Date Codes (MM/dd/yyyy)

Substitute date and time components with their corresponding letters. Use multiple letters to represent multiple values. Wrap single-quotes around any letters in the date that should be ignored. Important: If you do not specify a time zone in your date, it will show up in local time to the DarkLight server. If you need to, use the Replace Text step to add -0000 to the end of your existing UTC date.

For Example
2001-07-04T12:08:56.235-0700 is represented as
yyyy-M-d'T'HH:mm:ss.SSSZ (RFC 822)

2017-09-12T22:51:45.600-07:00 is represented as
yyyy-M-d'T'HH:mm:ss.SSSXXX ( Note: ISO 8601 is the default and recommended pattern for DarkLight dates)

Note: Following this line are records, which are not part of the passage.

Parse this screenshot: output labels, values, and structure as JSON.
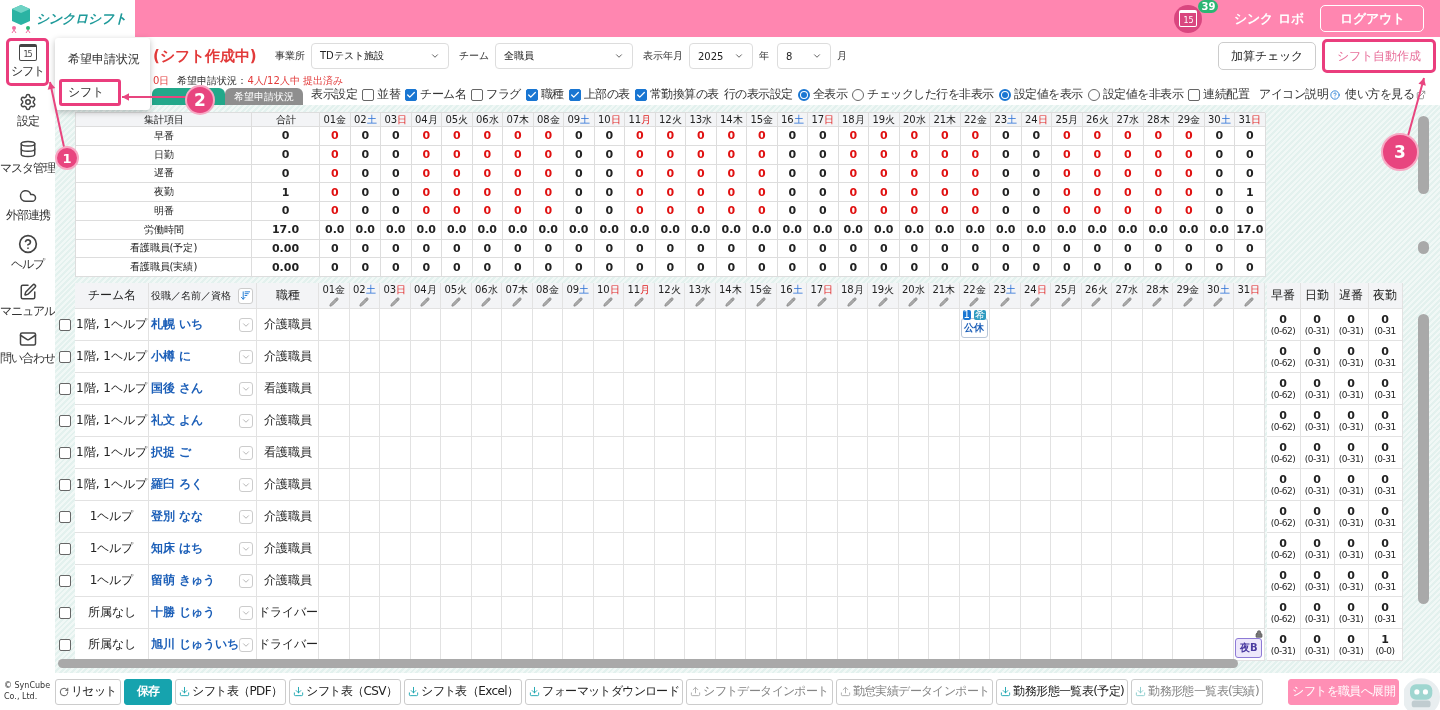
{
  "header": {
    "logo": "シンクロシフト",
    "calendar_day": "15",
    "notification_count": "39",
    "user": "シンク ロボ",
    "logout": "ログアウト"
  },
  "sidebar": {
    "items": [
      {
        "kind": "calendar",
        "label": "シフト",
        "icon_text": "15",
        "highlighted": true
      },
      {
        "kind": "gear",
        "label": "設定",
        "highlighted": false
      },
      {
        "kind": "database",
        "label": "マスタ管理",
        "highlighted": false
      },
      {
        "kind": "cloud",
        "label": "外部連携",
        "highlighted": false
      },
      {
        "kind": "help",
        "label": "ヘルプ",
        "highlighted": false
      },
      {
        "kind": "manual",
        "label": "マニュアル",
        "highlighted": false
      },
      {
        "kind": "mail",
        "label": "問い合わせ",
        "highlighted": false
      }
    ],
    "copyright": "© SynCube Co., Ltd."
  },
  "popup_menu": {
    "items": [
      {
        "label": "希望申請状況",
        "highlighted": false
      },
      {
        "label": "シフト",
        "highlighted": true
      }
    ]
  },
  "title": "(シフト作成中)",
  "deadline_fragment": "0日",
  "request_status": {
    "label": "希望申請状況：",
    "value": "4人/12人中 提出済み"
  },
  "tabs": [
    {
      "selected": true
    },
    {
      "label": "希望申請状況",
      "selected": false
    }
  ],
  "filters": [
    {
      "label": "事業所",
      "value": "TDテスト施設",
      "kind": "wide"
    },
    {
      "label": "チーム",
      "value": "全職員",
      "kind": "wide"
    },
    {
      "label": "表示年月",
      "value": "2025",
      "suffix": "年",
      "kind": "narrow"
    },
    {
      "value": "8",
      "suffix": "月",
      "kind": "narrow"
    }
  ],
  "actions": [
    {
      "label": "加算チェック",
      "highlighted": false
    },
    {
      "label": "シフト自動作成",
      "highlighted": true
    }
  ],
  "display_settings": {
    "label": "表示設定",
    "checkboxes": [
      {
        "label": "並替",
        "checked": false
      },
      {
        "label": "チーム名",
        "checked": true
      },
      {
        "label": "フラグ",
        "checked": false
      },
      {
        "label": "職種",
        "checked": true
      },
      {
        "label": "上部の表",
        "checked": true
      },
      {
        "label": "常勤換算の表",
        "checked": true
      }
    ],
    "row_label": "行の表示設定",
    "row_radios": [
      {
        "label": "全表示",
        "selected": true
      },
      {
        "label": "チェックした行を非表示",
        "selected": false
      }
    ],
    "value_radios": [
      {
        "label": "設定値を表示",
        "selected": true
      },
      {
        "label": "設定値を非表示",
        "selected": false
      }
    ],
    "continuous": {
      "label": "連続配置",
      "checked": false
    },
    "icon_help": "アイコン説明",
    "how_to": "使い方を見る"
  },
  "summary": {
    "columns": {
      "item": "集計項目",
      "total": "合計"
    },
    "days": [
      {
        "num": "01",
        "wd": "金",
        "kind": "weekday"
      },
      {
        "num": "02",
        "wd": "土",
        "kind": "saturday"
      },
      {
        "num": "03",
        "wd": "日",
        "kind": "holiday"
      },
      {
        "num": "04",
        "wd": "月",
        "kind": "weekday"
      },
      {
        "num": "05",
        "wd": "火",
        "kind": "weekday"
      },
      {
        "num": "06",
        "wd": "水",
        "kind": "weekday"
      },
      {
        "num": "07",
        "wd": "木",
        "kind": "weekday"
      },
      {
        "num": "08",
        "wd": "金",
        "kind": "weekday"
      },
      {
        "num": "09",
        "wd": "土",
        "kind": "saturday"
      },
      {
        "num": "10",
        "wd": "日",
        "kind": "holiday"
      },
      {
        "num": "11",
        "wd": "月",
        "kind": "holiday"
      },
      {
        "num": "12",
        "wd": "火",
        "kind": "weekday"
      },
      {
        "num": "13",
        "wd": "水",
        "kind": "weekday"
      },
      {
        "num": "14",
        "wd": "木",
        "kind": "weekday"
      },
      {
        "num": "15",
        "wd": "金",
        "kind": "weekday"
      },
      {
        "num": "16",
        "wd": "土",
        "kind": "saturday"
      },
      {
        "num": "17",
        "wd": "日",
        "kind": "holiday"
      },
      {
        "num": "18",
        "wd": "月",
        "kind": "weekday"
      },
      {
        "num": "19",
        "wd": "火",
        "kind": "weekday"
      },
      {
        "num": "20",
        "wd": "水",
        "kind": "weekday"
      },
      {
        "num": "21",
        "wd": "木",
        "kind": "weekday"
      },
      {
        "num": "22",
        "wd": "金",
        "kind": "weekday"
      },
      {
        "num": "23",
        "wd": "土",
        "kind": "saturday"
      },
      {
        "num": "24",
        "wd": "日",
        "kind": "holiday"
      },
      {
        "num": "25",
        "wd": "月",
        "kind": "weekday"
      },
      {
        "num": "26",
        "wd": "火",
        "kind": "weekday"
      },
      {
        "num": "27",
        "wd": "水",
        "kind": "weekday"
      },
      {
        "num": "28",
        "wd": "木",
        "kind": "weekday"
      },
      {
        "num": "29",
        "wd": "金",
        "kind": "weekday"
      },
      {
        "num": "30",
        "wd": "土",
        "kind": "saturday"
      },
      {
        "num": "31",
        "wd": "日",
        "kind": "holiday"
      }
    ],
    "rows": [
      {
        "label": "早番",
        "total": "0",
        "values": [
          "0",
          "0",
          "0",
          "0",
          "0",
          "0",
          "0",
          "0",
          "0",
          "0",
          "0",
          "0",
          "0",
          "0",
          "0",
          "0",
          "0",
          "0",
          "0",
          "0",
          "0",
          "0",
          "0",
          "0",
          "0",
          "0",
          "0",
          "0",
          "0",
          "0",
          "0"
        ],
        "alerts": [
          true,
          false,
          false,
          true,
          true,
          true,
          true,
          true,
          false,
          false,
          true,
          true,
          true,
          true,
          true,
          false,
          false,
          true,
          true,
          true,
          true,
          true,
          false,
          false,
          true,
          true,
          true,
          true,
          true,
          false,
          false
        ]
      },
      {
        "label": "日勤",
        "total": "0",
        "values": [
          "0",
          "0",
          "0",
          "0",
          "0",
          "0",
          "0",
          "0",
          "0",
          "0",
          "0",
          "0",
          "0",
          "0",
          "0",
          "0",
          "0",
          "0",
          "0",
          "0",
          "0",
          "0",
          "0",
          "0",
          "0",
          "0",
          "0",
          "0",
          "0",
          "0",
          "0"
        ],
        "alerts": [
          true,
          false,
          false,
          true,
          true,
          true,
          true,
          true,
          false,
          false,
          true,
          true,
          true,
          true,
          true,
          false,
          false,
          true,
          true,
          true,
          true,
          true,
          false,
          false,
          true,
          true,
          true,
          true,
          true,
          false,
          false
        ]
      },
      {
        "label": "遅番",
        "total": "0",
        "values": [
          "0",
          "0",
          "0",
          "0",
          "0",
          "0",
          "0",
          "0",
          "0",
          "0",
          "0",
          "0",
          "0",
          "0",
          "0",
          "0",
          "0",
          "0",
          "0",
          "0",
          "0",
          "0",
          "0",
          "0",
          "0",
          "0",
          "0",
          "0",
          "0",
          "0",
          "0"
        ],
        "alerts": [
          true,
          false,
          false,
          true,
          true,
          true,
          true,
          true,
          false,
          false,
          true,
          true,
          true,
          true,
          true,
          false,
          false,
          true,
          true,
          true,
          true,
          true,
          false,
          false,
          true,
          true,
          true,
          true,
          true,
          false,
          false
        ]
      },
      {
        "label": "夜勤",
        "total": "1",
        "values": [
          "0",
          "0",
          "0",
          "0",
          "0",
          "0",
          "0",
          "0",
          "0",
          "0",
          "0",
          "0",
          "0",
          "0",
          "0",
          "0",
          "0",
          "0",
          "0",
          "0",
          "0",
          "0",
          "0",
          "0",
          "0",
          "0",
          "0",
          "0",
          "0",
          "0",
          "1"
        ],
        "alerts": [
          true,
          false,
          false,
          true,
          true,
          true,
          true,
          true,
          false,
          false,
          true,
          true,
          true,
          true,
          true,
          false,
          false,
          true,
          true,
          true,
          true,
          true,
          false,
          false,
          true,
          true,
          true,
          true,
          true,
          false,
          false
        ]
      },
      {
        "label": "明番",
        "total": "0",
        "values": [
          "0",
          "0",
          "0",
          "0",
          "0",
          "0",
          "0",
          "0",
          "0",
          "0",
          "0",
          "0",
          "0",
          "0",
          "0",
          "0",
          "0",
          "0",
          "0",
          "0",
          "0",
          "0",
          "0",
          "0",
          "0",
          "0",
          "0",
          "0",
          "0",
          "0",
          "0"
        ],
        "alerts": [
          true,
          false,
          false,
          true,
          true,
          true,
          true,
          true,
          false,
          false,
          true,
          true,
          true,
          true,
          true,
          false,
          false,
          true,
          true,
          true,
          true,
          true,
          false,
          false,
          true,
          true,
          true,
          true,
          true,
          false,
          false
        ]
      },
      {
        "label": "労働時間",
        "total": "17.0",
        "values": [
          "0.0",
          "0.0",
          "0.0",
          "0.0",
          "0.0",
          "0.0",
          "0.0",
          "0.0",
          "0.0",
          "0.0",
          "0.0",
          "0.0",
          "0.0",
          "0.0",
          "0.0",
          "0.0",
          "0.0",
          "0.0",
          "0.0",
          "0.0",
          "0.0",
          "0.0",
          "0.0",
          "0.0",
          "0.0",
          "0.0",
          "0.0",
          "0.0",
          "0.0",
          "0.0",
          "17.0"
        ]
      },
      {
        "label": "看護職員(予定)",
        "total": "0.00",
        "values": [
          "0",
          "0",
          "0",
          "0",
          "0",
          "0",
          "0",
          "0",
          "0",
          "0",
          "0",
          "0",
          "0",
          "0",
          "0",
          "0",
          "0",
          "0",
          "0",
          "0",
          "0",
          "0",
          "0",
          "0",
          "0",
          "0",
          "0",
          "0",
          "0",
          "0",
          "0"
        ]
      },
      {
        "label": "看護職員(実績)",
        "total": "0.00",
        "values": [
          "0",
          "0",
          "0",
          "0",
          "0",
          "0",
          "0",
          "0",
          "0",
          "0",
          "0",
          "0",
          "0",
          "0",
          "0",
          "0",
          "0",
          "0",
          "0",
          "0",
          "0",
          "0",
          "0",
          "0",
          "0",
          "0",
          "0",
          "0",
          "0",
          "0",
          "0"
        ]
      }
    ]
  },
  "staff": {
    "columns": {
      "team": "チーム名",
      "name": "役職／名前／資格",
      "job": "職種"
    },
    "days": [
      {
        "num": "01",
        "wd": "金",
        "kind": "weekday"
      },
      {
        "num": "02",
        "wd": "土",
        "kind": "saturday"
      },
      {
        "num": "03",
        "wd": "日",
        "kind": "holiday"
      },
      {
        "num": "04",
        "wd": "月",
        "kind": "weekday"
      },
      {
        "num": "05",
        "wd": "火",
        "kind": "weekday"
      },
      {
        "num": "06",
        "wd": "水",
        "kind": "weekday"
      },
      {
        "num": "07",
        "wd": "木",
        "kind": "weekday"
      },
      {
        "num": "08",
        "wd": "金",
        "kind": "weekday"
      },
      {
        "num": "09",
        "wd": "土",
        "kind": "saturday"
      },
      {
        "num": "10",
        "wd": "日",
        "kind": "holiday"
      },
      {
        "num": "11",
        "wd": "月",
        "kind": "holiday"
      },
      {
        "num": "12",
        "wd": "火",
        "kind": "weekday"
      },
      {
        "num": "13",
        "wd": "水",
        "kind": "weekday"
      },
      {
        "num": "14",
        "wd": "木",
        "kind": "weekday"
      },
      {
        "num": "15",
        "wd": "金",
        "kind": "weekday"
      },
      {
        "num": "16",
        "wd": "土",
        "kind": "saturday"
      },
      {
        "num": "17",
        "wd": "日",
        "kind": "holiday"
      },
      {
        "num": "18",
        "wd": "月",
        "kind": "weekday"
      },
      {
        "num": "19",
        "wd": "火",
        "kind": "weekday"
      },
      {
        "num": "20",
        "wd": "水",
        "kind": "weekday"
      },
      {
        "num": "21",
        "wd": "木",
        "kind": "weekday"
      },
      {
        "num": "22",
        "wd": "金",
        "kind": "weekday"
      },
      {
        "num": "23",
        "wd": "土",
        "kind": "saturday"
      },
      {
        "num": "24",
        "wd": "日",
        "kind": "holiday"
      },
      {
        "num": "25",
        "wd": "月",
        "kind": "weekday"
      },
      {
        "num": "26",
        "wd": "火",
        "kind": "weekday"
      },
      {
        "num": "27",
        "wd": "水",
        "kind": "weekday"
      },
      {
        "num": "28",
        "wd": "木",
        "kind": "weekday"
      },
      {
        "num": "29",
        "wd": "金",
        "kind": "weekday"
      },
      {
        "num": "30",
        "wd": "土",
        "kind": "saturday"
      },
      {
        "num": "31",
        "wd": "日",
        "kind": "holiday"
      }
    ],
    "total_columns": [
      "早番",
      "日勤",
      "遅番",
      "夜勤"
    ],
    "rows": [
      {
        "checked": false,
        "team": "1階, 1ヘルプ",
        "name": "札幌 いち",
        "job": "介護職員",
        "shifts": {
          "day_22": {
            "label": "公休",
            "kind": "holiday",
            "badges": [
              "1",
              "希"
            ]
          }
        },
        "totals": [
          {
            "count": "0",
            "range": "(0-62)"
          },
          {
            "count": "0",
            "range": "(0-31)"
          },
          {
            "count": "0",
            "range": "(0-31)"
          },
          {
            "count": "0",
            "range": "(0-31"
          }
        ]
      },
      {
        "checked": false,
        "team": "1階, 1ヘルプ",
        "name": "小樽 に",
        "job": "介護職員",
        "totals": [
          {
            "count": "0",
            "range": "(0-62)"
          },
          {
            "count": "0",
            "range": "(0-31)"
          },
          {
            "count": "0",
            "range": "(0-31)"
          },
          {
            "count": "0",
            "range": "(0-31"
          }
        ]
      },
      {
        "checked": false,
        "team": "1階, 1ヘルプ",
        "name": "国後 さん",
        "job": "看護職員",
        "totals": [
          {
            "count": "0",
            "range": "(0-62)"
          },
          {
            "count": "0",
            "range": "(0-31)"
          },
          {
            "count": "0",
            "range": "(0-31)"
          },
          {
            "count": "0",
            "range": "(0-31"
          }
        ]
      },
      {
        "checked": false,
        "team": "1階, 1ヘルプ",
        "name": "礼文 よん",
        "job": "介護職員",
        "totals": [
          {
            "count": "0",
            "range": "(0-62)"
          },
          {
            "count": "0",
            "range": "(0-31)"
          },
          {
            "count": "0",
            "range": "(0-31)"
          },
          {
            "count": "0",
            "range": "(0-31"
          }
        ]
      },
      {
        "checked": false,
        "team": "1階, 1ヘルプ",
        "name": "択捉 ご",
        "job": "看護職員",
        "totals": [
          {
            "count": "0",
            "range": "(0-62)"
          },
          {
            "count": "0",
            "range": "(0-31)"
          },
          {
            "count": "0",
            "range": "(0-31)"
          },
          {
            "count": "0",
            "range": "(0-31"
          }
        ]
      },
      {
        "checked": false,
        "team": "1階, 1ヘルプ",
        "name": "羅臼 ろく",
        "job": "介護職員",
        "totals": [
          {
            "count": "0",
            "range": "(0-62)"
          },
          {
            "count": "0",
            "range": "(0-31)"
          },
          {
            "count": "0",
            "range": "(0-31)"
          },
          {
            "count": "0",
            "range": "(0-31"
          }
        ]
      },
      {
        "checked": false,
        "team": "1ヘルプ",
        "name": "登別 なな",
        "job": "介護職員",
        "totals": [
          {
            "count": "0",
            "range": "(0-62)"
          },
          {
            "count": "0",
            "range": "(0-31)"
          },
          {
            "count": "0",
            "range": "(0-31)"
          },
          {
            "count": "0",
            "range": "(0-31"
          }
        ]
      },
      {
        "checked": false,
        "team": "1ヘルプ",
        "name": "知床 はち",
        "job": "介護職員",
        "totals": [
          {
            "count": "0",
            "range": "(0-62)"
          },
          {
            "count": "0",
            "range": "(0-31)"
          },
          {
            "count": "0",
            "range": "(0-31)"
          },
          {
            "count": "0",
            "range": "(0-31"
          }
        ]
      },
      {
        "checked": false,
        "team": "1ヘルプ",
        "name": "留萌 きゅう",
        "job": "介護職員",
        "totals": [
          {
            "count": "0",
            "range": "(0-62)"
          },
          {
            "count": "0",
            "range": "(0-31)"
          },
          {
            "count": "0",
            "range": "(0-31)"
          },
          {
            "count": "0",
            "range": "(0-31"
          }
        ]
      },
      {
        "checked": false,
        "team": "所属なし",
        "name": "十勝 じゅう",
        "job": "ドライバー",
        "totals": [
          {
            "count": "0",
            "range": "(0-62)"
          },
          {
            "count": "0",
            "range": "(0-31)"
          },
          {
            "count": "0",
            "range": "(0-31)"
          },
          {
            "count": "0",
            "range": "(0-31"
          }
        ]
      },
      {
        "checked": false,
        "team": "所属なし",
        "name": "旭川 じゅういち",
        "job": "ドライバー",
        "shifts": {
          "day_31": {
            "label": "夜B",
            "kind": "night",
            "locked": true
          }
        },
        "totals": [
          {
            "count": "0",
            "range": "(0-31)"
          },
          {
            "count": "0",
            "range": "(0-31)"
          },
          {
            "count": "0",
            "range": "(0-31)"
          },
          {
            "count": "1",
            "range": "(0-0)"
          }
        ]
      }
    ]
  },
  "callouts": [
    "1",
    "2",
    "3"
  ],
  "footer": {
    "buttons": [
      {
        "label": "リセット",
        "kind": "reset",
        "disabled": false
      },
      {
        "label": "保存",
        "kind": "primary",
        "disabled": false
      },
      {
        "label": "シフト表（PDF）",
        "kind": "download",
        "disabled": false
      },
      {
        "label": "シフト表（CSV）",
        "kind": "download",
        "disabled": false
      },
      {
        "label": "シフト表（Excel）",
        "kind": "download",
        "disabled": false
      },
      {
        "label": "フォーマットダウンロード",
        "kind": "download",
        "disabled": false
      },
      {
        "label": "シフトデータインポート",
        "kind": "upload",
        "disabled": true
      },
      {
        "label": "勤怠実績データインポート",
        "kind": "upload",
        "disabled": true
      },
      {
        "label": "勤務形態一覧表(予定)",
        "kind": "download",
        "disabled": false
      },
      {
        "label": "勤務形態一覧表(実績)",
        "kind": "download",
        "disabled": true
      },
      {
        "label": "シフトを職員へ展開",
        "kind": "accent",
        "disabled": false
      }
    ]
  }
}
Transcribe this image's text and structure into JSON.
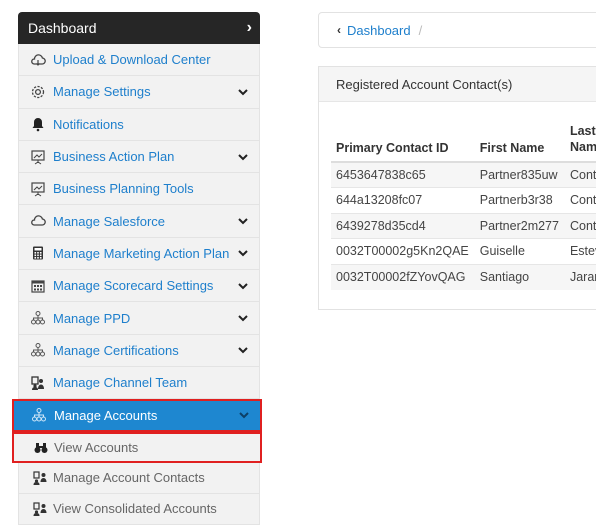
{
  "sidebar": {
    "header": "Dashboard",
    "items": [
      {
        "label": "Upload & Download Center",
        "icon": "cloud-icon",
        "expandable": false
      },
      {
        "label": "Manage Settings",
        "icon": "gear-icon",
        "expandable": true
      },
      {
        "label": "Notifications",
        "icon": "bell-icon",
        "expandable": false
      },
      {
        "label": "Business Action Plan",
        "icon": "presentation-icon",
        "expandable": true
      },
      {
        "label": "Business Planning Tools",
        "icon": "presentation-icon",
        "expandable": false
      },
      {
        "label": "Manage Salesforce",
        "icon": "cloud-icon",
        "expandable": true
      },
      {
        "label": "Manage Marketing Action Plan",
        "icon": "calculator-icon",
        "expandable": true
      },
      {
        "label": "Manage Scorecard Settings",
        "icon": "calendar-icon",
        "expandable": true
      },
      {
        "label": "Manage PPD",
        "icon": "org-chart-icon",
        "expandable": true
      },
      {
        "label": "Manage Certifications",
        "icon": "org-chart-icon",
        "expandable": true
      },
      {
        "label": "Manage Channel Team",
        "icon": "team-icon",
        "expandable": false
      },
      {
        "label": "Manage Accounts",
        "icon": "org-chart-icon",
        "expandable": true
      }
    ],
    "subitems": [
      {
        "label": "View Accounts",
        "icon": "binoculars-icon"
      },
      {
        "label": "Manage Account Contacts",
        "icon": "contacts-icon"
      },
      {
        "label": "View Consolidated Accounts",
        "icon": "contacts-icon"
      }
    ]
  },
  "breadcrumb": {
    "link": "Dashboard",
    "separator": "/"
  },
  "panel": {
    "title": "Registered Account Contact(s)",
    "columns": [
      "Primary Contact ID",
      "First Name",
      "Last Name"
    ],
    "rows": [
      [
        "6453647838c65",
        "Partner835uw",
        "Conta"
      ],
      [
        "644a13208fc07",
        "Partnerb3r38",
        "Conta"
      ],
      [
        "6439278d35cd4",
        "Partner2m277",
        "Conta"
      ],
      [
        "0032T00002g5Kn2QAE",
        "Guiselle",
        "Esteve"
      ],
      [
        "0032T00002fZYovQAG",
        "Santiago",
        "Jaram"
      ]
    ]
  },
  "colors": {
    "accent": "#1e87d0",
    "link": "#1e7fcc",
    "highlight": "#e02020",
    "header_bg": "#262626"
  }
}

Letter Date or Time Component Examples
yy; yyyy Year 96; 1996
M; MMM; MMMM Month in year 7 or 07; Jul; July
d Day in month 10
EEE; EEEE Day in week Tue; Tuesday
a Am/pm marker PM
H Hour in day (0-23) 0
h Hour in am/pm (1-12) 12
m Minute in hour 30
s Second in minute 55
S Millisecond 978
z RFC Time zone Pacific Standard Time; PST; GMT-08:00
Z RFC 822 Time zone -0800
X; XX: XXX ISO 8601 Time zone -08; -0800; -08:00
—————– ————————- ————————
epoch Unix time in seconds 1528927247

Notes: Components that can be spelled out, like months, days, and time zone, should use the number of letters to use in the abbreviation, or 4 letters to represent the whole word. For example: M=8 or 08, MMM=Aug, MMMM=August.

  • UNIX time (epoch time) can be used as a pattern to match in the Normalize Date step by entering the word epoch

See Also: DateTimeFormatter pattern documentation

The following patterns are tried by DarkLight anywhere automatic pattern matching is used. Examples include the Normalize Date step and Reification.

  • MM/dd/yy
  • MM/dd/yy HH:mm:ss
  • yy-MM-dd HH:mm:ss
  • dd MMM yy HH:mm:ss
  • 'P' ddHHmm'Z' MMM yy
  • MMMM dd, yy HH:mm
  • E, dd MMM yy
  • dd-MMM-yy
  • yy-MM-dd
  • dd MMM yy
  • yy/MM/dd hh:mm:ss a
  • yy/MM/dd HH:mm:ss
  • dd MMM, yy
  • EEEEE MMM dd, yy HH:mm:ss
  • dd/HHmm'Z' MMM yy
  • 'R' ddHHmm'Z' MMM yy
  • EEEEE, MMMMM dd, yy hh:mm a
  • MMM yy
  • dd-MMM-yy
  • EEE MMM dd, yyyy - HH:mm:ss
  • EEE, dd MMM yy HH:mm:ss
  • EEEEE, MMMMM dd, yy
  • yyyyMMdd
  • yyMMdd HHmm
  • yyMMdd hhmm a
  • MM/dd/yy HH:mm
  • MM/dd/yy hh:mm a
  • dd-MMMM-yy HH:mm
  • dd-MMMM-yy hh:mm a
  • yyMMdd
  • EEEEE,MMMMMM dd, yyyy
  • MMMM yy
  • EEE MMM dd HH:mm:ss zzz yyyy
  • MM-dd-yyyy
  • yyyyMMdd HHmm
  • yyyyMMdd hhmm a
  • MM/dd/yyyy hh:mm:ss a
  • MMMM dd, yyyy
  • MMMM dd, yy
  • yyyy-MM-dd HH:mm:ss a
  • yyyy-MM-dd'T'HH:mm:ss.SSSXXX
  • yyyy-MM-dd'T'HH:mm:ss.SSSX
  • yyyy-MM-dd'T'HH:mm:ssX
  • yyyy-MM-dd'T'HH:mm:ss
  • yyyy-MM-dd'T'HH:mm:ssz
  • yyyy-MM-dd'T'HH:mm:ss.SSS

(Version 3.6+) Additionally, Epoch (Unix) time is also tried, and will match either millisecond versions or seconds version. Unix time matching works on numbers and numbers expressed in scientific notation.

Nerdy Note: Unix time in seconds will only match dates after March 3, 1970 (when it flipped from an 8-digit to a 9-digit number) because 8-digit numbers will be matched by the yyyyMMdd pattern first.

  • tips/dates
  • Last modified: 2018/09/12 17:49